Transcription underpins all life. Indeed, all cellular processes are regulated at the level of gene expression. Until recently, transcription was thought to be regulated at initiation only, after which transcript elongation proceeds in a monotonous fashion across genes. Elongation was regarded as uninteresting from the standpoint of cell physiology. Jesper Svejstrup has helped transform this view, by showing that transcript elongation is complex, highly regulated, and subject to stress, but also that it has critical interfaces with other cellular reactions, as well as multiple connections to diseases such as cancer and neurological disorders.

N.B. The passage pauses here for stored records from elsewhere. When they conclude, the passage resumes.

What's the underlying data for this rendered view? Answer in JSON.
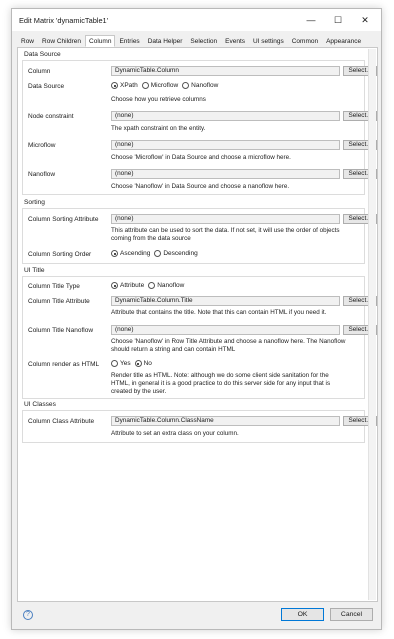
{
  "window": {
    "title": "Edit Matrix 'dynamicTable1'"
  },
  "tabs": [
    {
      "label": "Row"
    },
    {
      "label": "Row Children"
    },
    {
      "label": "Column"
    },
    {
      "label": "Entries"
    },
    {
      "label": "Data Helper"
    },
    {
      "label": "Selection"
    },
    {
      "label": "Events"
    },
    {
      "label": "UI settings"
    },
    {
      "label": "Common"
    },
    {
      "label": "Appearance"
    }
  ],
  "select_label": "Select...",
  "data_source": {
    "title": "Data Source",
    "column": {
      "label": "Column",
      "value": "DynamicTable.Column"
    },
    "source": {
      "label": "Data Source",
      "options": [
        "XPath",
        "Microflow",
        "Nanoflow"
      ],
      "selected": "XPath",
      "help": "Choose how you retrieve columns"
    },
    "node_constraint": {
      "label": "Node constraint",
      "value": "(none)",
      "help": "The xpath constraint on the entity."
    },
    "microflow": {
      "label": "Microflow",
      "value": "(none)",
      "help": "Choose 'Microflow' in Data Source and choose a microflow here."
    },
    "nanoflow": {
      "label": "Nanoflow",
      "value": "(none)",
      "help": "Choose 'Nanoflow' in Data Source and choose a nanoflow here."
    }
  },
  "sorting": {
    "title": "Sorting",
    "attribute": {
      "label": "Column Sorting Attribute",
      "value": "(none)",
      "help1": "This attribute can be used to sort the data. If not set, it will use the order of objects",
      "help2": "coming from the data source"
    },
    "order": {
      "label": "Column Sorting Order",
      "options": [
        "Ascending",
        "Descending"
      ],
      "selected": "Ascending"
    }
  },
  "ui_title": {
    "title": "UI Title",
    "type": {
      "label": "Column Title Type",
      "options": [
        "Attribute",
        "Nanoflow"
      ],
      "selected": "Attribute"
    },
    "attribute": {
      "label": "Column Title Attribute",
      "value": "DynamicTable.Column.Title",
      "help": "Attribute that contains the title. Note that this can contain HTML if you need it."
    },
    "nanoflow": {
      "label": "Column Title Nanoflow",
      "value": "(none)",
      "help1": "Choose 'Nanoflow' in Row Title Attribute and choose a nanoflow here. The Nanoflow",
      "help2": "should return a string and can contain HTML"
    },
    "render_html": {
      "label": "Column render as HTML",
      "options": [
        "Yes",
        "No"
      ],
      "selected": "No",
      "help1": "Render title as HTML. Note: although we do some client side sanitation for the",
      "help2": "HTML, in general it is a good practice to do this server side for any input that is",
      "help3": "created by the user."
    }
  },
  "ui_classes": {
    "title": "UI Classes",
    "class_attribute": {
      "label": "Column Class Attribute",
      "value": "DynamicTable.Column.ClassName",
      "help": "Attribute to set an extra class on your column."
    }
  },
  "footer": {
    "ok_label": "OK",
    "cancel_label": "Cancel",
    "help_glyph": "?"
  }
}
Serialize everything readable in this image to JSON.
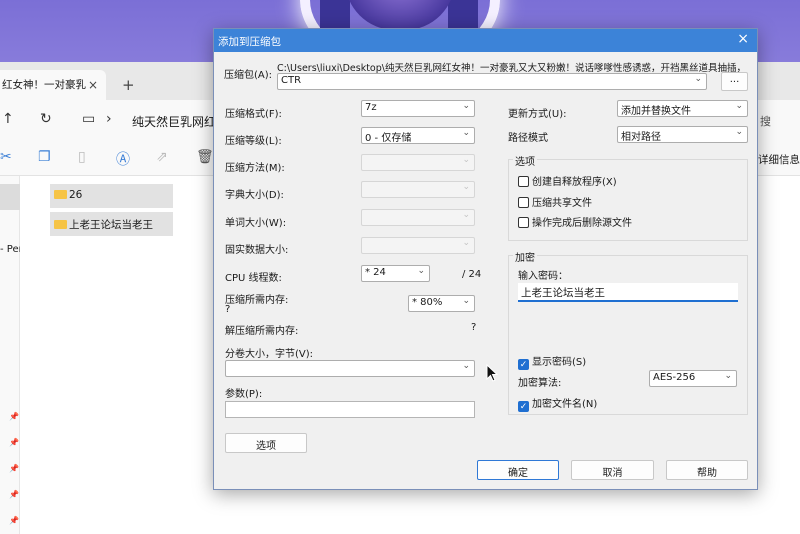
{
  "explorer": {
    "tab_title": "红女神！一对豪乳",
    "new_tab": "+",
    "tab_close": "×",
    "address": "纯天然巨乳网红",
    "search_tail": "搜",
    "detail_info": "详细信息",
    "nav_pane_text": "- Per",
    "files": [
      "26",
      "上老王论坛当老王"
    ]
  },
  "dialog": {
    "title": "添加到压缩包",
    "archive_label": "压缩包(A):",
    "archive_path": "C:\\Users\\liuxi\\Desktop\\纯天然巨乳网红女神！一对豪乳又大又粉嫩！说话嗲嗲性感诱惑，开裆黑丝道具抽插，",
    "archive_name": "CTR",
    "browse_label": "...",
    "format_label": "压缩格式(F):",
    "format_value": "7z",
    "level_label": "压缩等级(L):",
    "level_value": "0 - 仅存储",
    "method_label": "压缩方法(M):",
    "dict_label": "字典大小(D):",
    "word_label": "单词大小(W):",
    "solid_label": "固实数据大小:",
    "threads_label": "CPU 线程数:",
    "threads_value": "* 24",
    "threads_max": "/ 24",
    "mem_label": "压缩所需内存:",
    "mem_value": "?",
    "mem_pct": "* 80%",
    "decomp_label": "解压缩所需内存:",
    "decomp_value": "?",
    "split_label": "分卷大小，字节(V):",
    "params_label": "参数(P):",
    "options_button": "选项",
    "update_label": "更新方式(U):",
    "update_value": "添加并替换文件",
    "path_label": "路径模式",
    "path_value": "相对路径",
    "options_group": "选项",
    "opt_sfx": "创建自释放程序(X)",
    "opt_shared": "压缩共享文件",
    "opt_delete": "操作完成后删除源文件",
    "encrypt_group": "加密",
    "password_label": "输入密码：",
    "password_value": "上老王论坛当老王",
    "show_password": "显示密码(S)",
    "enc_method_label": "加密算法:",
    "enc_method_value": "AES-256",
    "enc_names": "加密文件名(N)",
    "ok": "确定",
    "cancel": "取消",
    "help": "帮助"
  },
  "icons": {
    "close": "×",
    "caret": "⌄",
    "check": "✓"
  }
}
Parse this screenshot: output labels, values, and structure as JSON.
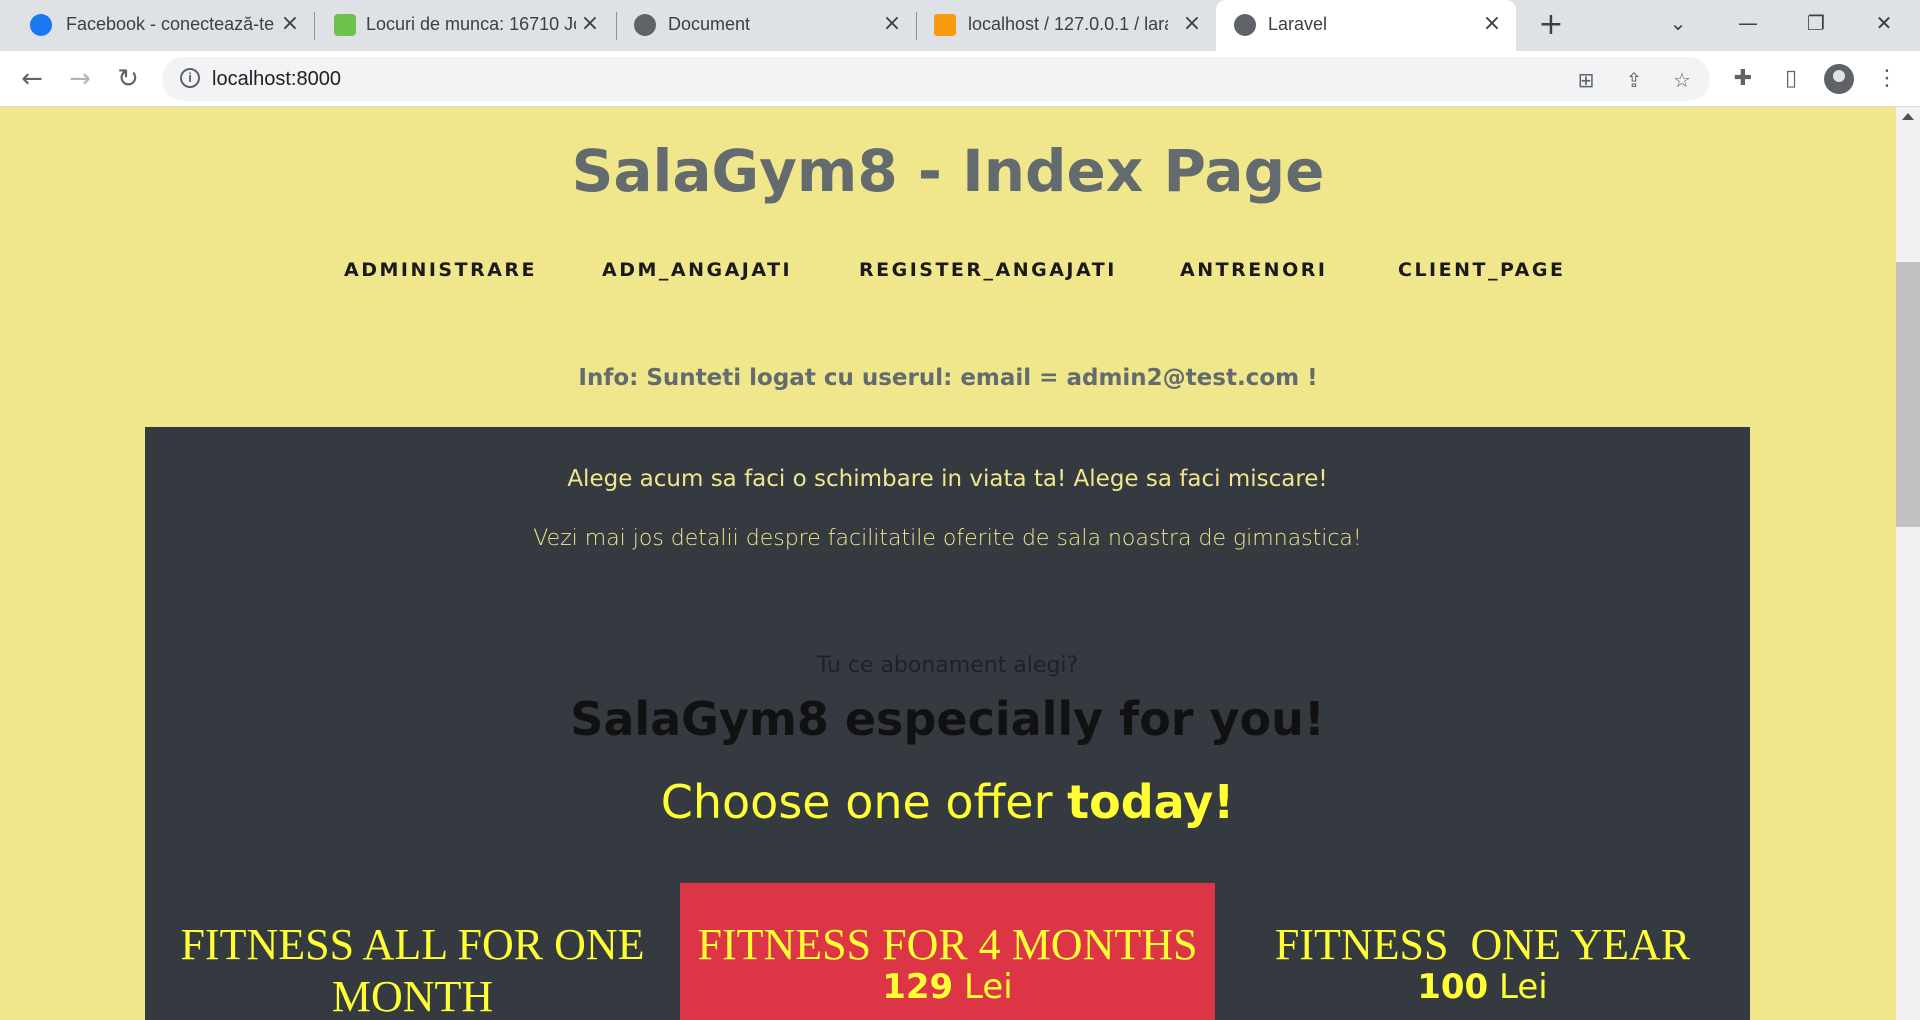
{
  "browser": {
    "tabs": [
      {
        "title": "Facebook - conectează-te",
        "icon": "facebook-icon"
      },
      {
        "title": "Locuri de munca: 16710 Jobs",
        "icon": "bestjobs-icon"
      },
      {
        "title": "Document",
        "icon": "globe-icon"
      },
      {
        "title": "localhost / 127.0.0.1 / laravel",
        "icon": "phpmyadmin-icon"
      },
      {
        "title": "Laravel",
        "icon": "globe-icon",
        "active": true
      }
    ],
    "url": "localhost:8000"
  },
  "page": {
    "title": "SalaGym8 - Index Page",
    "nav": [
      "ADMINISTRARE",
      "ADM_ANGAJATI",
      "REGISTER_ANGAJATI",
      "ANTRENORI",
      "CLIENT_PAGE"
    ],
    "info": "Info: Sunteti logat cu userul: email = admin2@test.com !",
    "promo_line1": "Alege acum sa faci o schimbare in viata ta! Alege sa faci miscare!",
    "promo_line2": "Vezi mai jos detalii despre facilitatile oferite de sala noastra de gimnastica!",
    "subheading": "Tu ce abonament alegi?",
    "heading": "SalaGym8 especially for you!",
    "offer_prefix": "Choose one offer",
    "offer_emphasis": "today!",
    "offers": [
      {
        "title": "FITNESS ALL FOR ONE MONTH",
        "price": "",
        "currency": ""
      },
      {
        "title": "FITNESS FOR 4 MONTHS",
        "price": "129",
        "currency": "Lei"
      },
      {
        "title": "FITNESS  ONE YEAR",
        "price": "100",
        "currency": "Lei"
      }
    ]
  },
  "colors": {
    "page_bg": "#f0e68c",
    "dark_panel": "#343a40",
    "featured_card": "#dc3545",
    "accent_yellow": "#ffff33"
  }
}
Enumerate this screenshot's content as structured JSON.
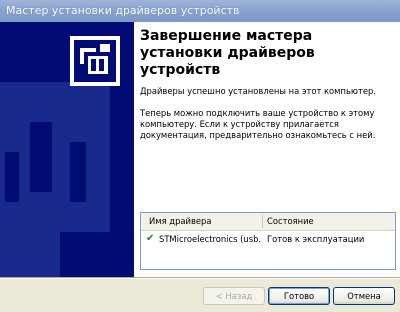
{
  "window": {
    "title": "Мастер установки драйверов устройств"
  },
  "content": {
    "heading": "Завершение мастера установки драйверов устройств",
    "paragraph1": "Драйверы успешно установлены на этот компьютер.",
    "paragraph2": "Теперь можно подключить ваше устройство к этому компьютеру. Если к устройству прилагается документация, предварительно ознакомьтесь с ней."
  },
  "driver_table": {
    "headers": [
      "Имя драйвера",
      "Состояние"
    ],
    "rows": [
      {
        "name": "STMicroelectronics (usb...",
        "status": "Готов к эксплуатации"
      }
    ]
  },
  "buttons": {
    "back": "< Назад",
    "finish": "Готово",
    "cancel": "Отмена"
  },
  "colors": {
    "banner": "#000c73",
    "titlebar": "#8aa3cf"
  }
}
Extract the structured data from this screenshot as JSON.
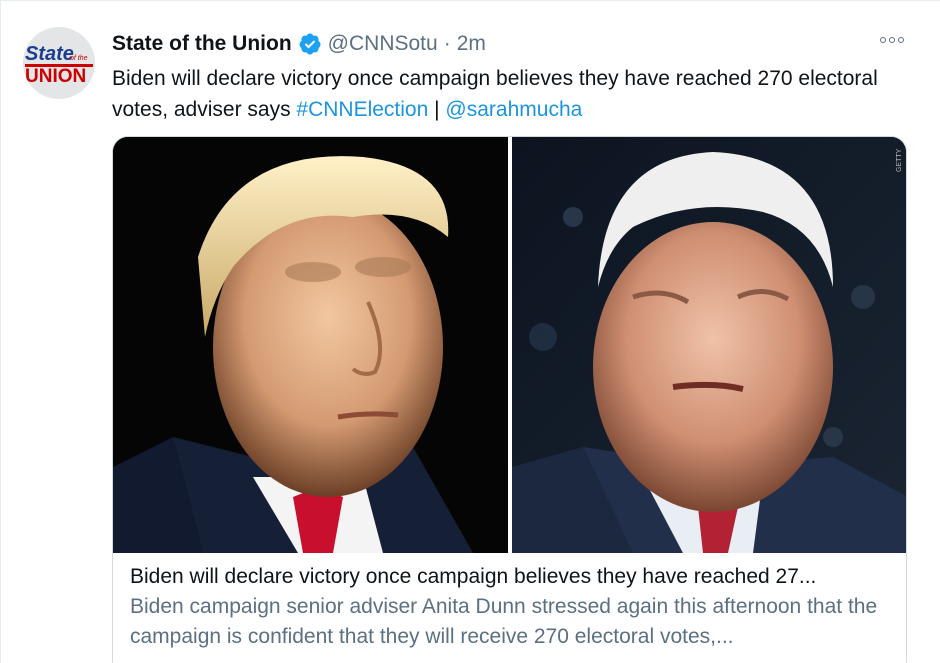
{
  "tweet": {
    "display_name": "State of the Union",
    "handle": "@CNNSotu",
    "separator": "·",
    "time": "2m",
    "verified": true,
    "text_main": "Biden will declare victory once campaign believes they have reached 270 electoral votes, adviser says ",
    "hashtag": "#CNNElection",
    "divider": " | ",
    "mention": "@sarahmucha",
    "avatar": {
      "logo_line1": "State",
      "logo_small": "of the",
      "logo_line2": "UNION"
    },
    "more_icon": "more-horizontal-icon"
  },
  "card": {
    "title": "Biden will declare victory once campaign believes they have reached 27...",
    "description": "Biden campaign senior adviser Anita Dunn stressed again this afternoon that the campaign is confident that they will receive 270 electoral votes,...",
    "image_watermark": "GETTY"
  },
  "colors": {
    "text": "#0f1419",
    "secondary": "#5b7083",
    "link": "#1b95e0",
    "verified": "#1da1f2",
    "logo_blue": "#1a3d8f",
    "logo_red": "#cc0000"
  }
}
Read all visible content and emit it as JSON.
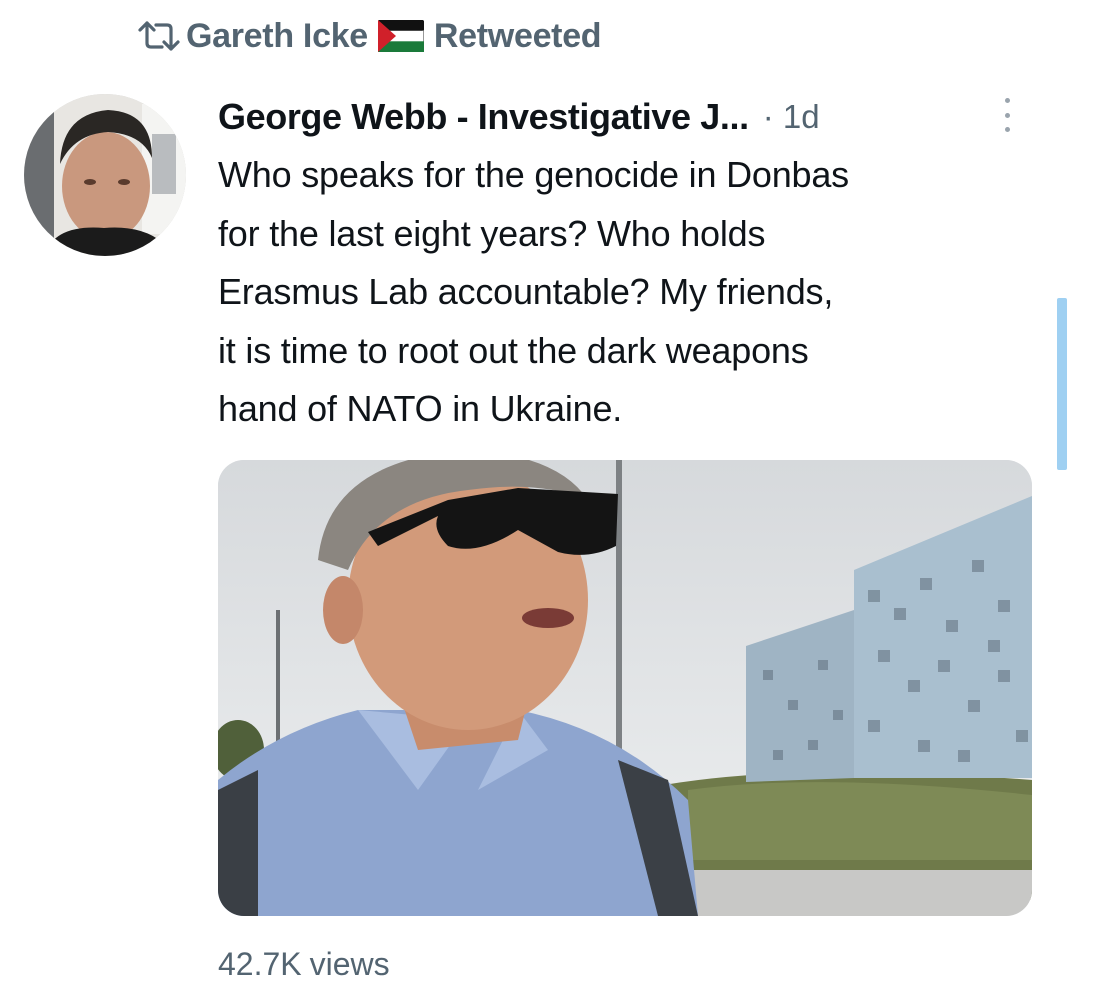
{
  "retweet": {
    "icon": "retweet-icon",
    "user": "Gareth Icke",
    "flag": "palestine-flag-emoji",
    "label": "Retweeted"
  },
  "tweet": {
    "author": "George Webb - Investigative J...",
    "separator": "·",
    "time": "1d",
    "lines": [
      "Who speaks for the genocide in Donbas",
      "for the last eight years?  Who holds",
      "Erasmus Lab accountable?  My friends,",
      "it is time to root out the dark weapons",
      "hand of NATO in Ukraine."
    ],
    "views_count": "42.7K",
    "views_label": "views"
  },
  "colors": {
    "secondary_text": "#536471",
    "primary_text": "#0f1419",
    "scroll_indicator": "#9fd0f2"
  }
}
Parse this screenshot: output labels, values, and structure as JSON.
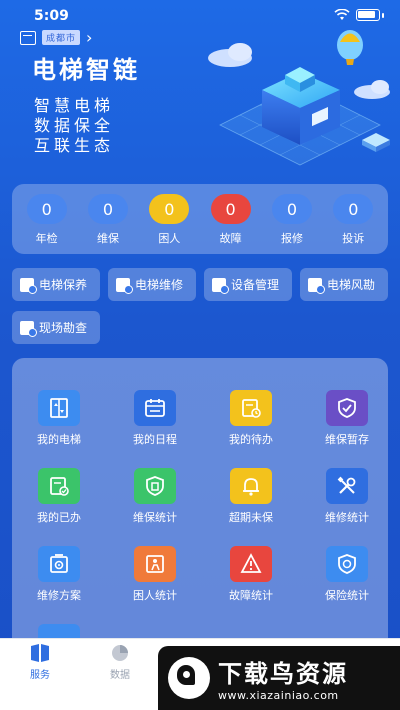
{
  "status_bar": {
    "time": "5:09"
  },
  "header": {
    "location_badge": "成都市",
    "title": "电梯智链",
    "slogans": [
      "智慧电梯",
      "数据保全",
      "互联生态"
    ]
  },
  "stats": [
    {
      "value": "0",
      "label": "年检",
      "color": "#4a86ee"
    },
    {
      "value": "0",
      "label": "维保",
      "color": "#4a86ee"
    },
    {
      "value": "0",
      "label": "困人",
      "color": "#f3c21c"
    },
    {
      "value": "0",
      "label": "故障",
      "color": "#e8463e"
    },
    {
      "value": "0",
      "label": "报修",
      "color": "#4a86ee"
    },
    {
      "value": "0",
      "label": "投诉",
      "color": "#4a86ee"
    }
  ],
  "quick_actions": [
    {
      "label": "电梯保养",
      "icon": "document-icon"
    },
    {
      "label": "电梯维修",
      "icon": "wrench-doc-icon"
    },
    {
      "label": "设备管理",
      "icon": "device-icon"
    },
    {
      "label": "电梯风勘",
      "icon": "search-doc-icon"
    },
    {
      "label": "现场勘查",
      "icon": "eye-doc-icon"
    }
  ],
  "grid": [
    {
      "label": "我的电梯",
      "icon": "elevator-icon",
      "color": "#3d8cf0"
    },
    {
      "label": "我的日程",
      "icon": "calendar-icon",
      "color": "#2f6ee0"
    },
    {
      "label": "我的待办",
      "icon": "todo-icon",
      "color": "#f3c21c"
    },
    {
      "label": "维保暂存",
      "icon": "shield-check-icon",
      "color": "#6a4fc6"
    },
    {
      "label": "我的已办",
      "icon": "done-icon",
      "color": "#3bc46a"
    },
    {
      "label": "维保统计",
      "icon": "shield-stat-icon",
      "color": "#3bc46a"
    },
    {
      "label": "超期未保",
      "icon": "bell-icon",
      "color": "#f3c21c"
    },
    {
      "label": "维修统计",
      "icon": "tools-icon",
      "color": "#2f6ee0"
    },
    {
      "label": "维修方案",
      "icon": "gear-doc-icon",
      "color": "#3d8cf0"
    },
    {
      "label": "困人统计",
      "icon": "trapped-person-icon",
      "color": "#f07a3a"
    },
    {
      "label": "故障统计",
      "icon": "warning-icon",
      "color": "#e8463e"
    },
    {
      "label": "保险统计",
      "icon": "insurance-shield-icon",
      "color": "#3d8cf0"
    }
  ],
  "tabs": [
    {
      "label": "服务",
      "icon": "service-icon",
      "active": true
    },
    {
      "label": "数据",
      "icon": "pie-chart-icon",
      "active": false
    }
  ],
  "colors": {
    "tab_active": "#2f6ee0",
    "tab_inactive": "#9aa3b2"
  },
  "watermark": {
    "title": "下载鸟资源",
    "url": "www.xiazainiao.com"
  }
}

Nevertheless, due to the complexity of the processes involved, transcript elongation and its interface to fundamental biological processes such as mRNA splicing, DNA replication, recombination, and repair has only just begun to be studied; only recently has our knowledge of the individual processes thus reached a level where their interrelationships are ripe for study. Many ground-breaking remain to be made in this burgeoning field. The Svejstrup laboratory will address fundamental ‘textbook’ issues and aspire to perform research with the right balance between high-risk and high-gain to continuously optimize the chances for making pioneering research discoveries in their field of study. To achieve their goals, the Svejstrup laboratory utilizes novel cellular and molecular techniques that underpin a cell-, genome- and proteome-wide understanding of transcription-associated processes. They will remain at the forefront of using genetic, cell biological, biochemical and modern ‘omic’ approaches to achieve a comprehensive understanding of transcription and its interface with other molecular processes in human cells.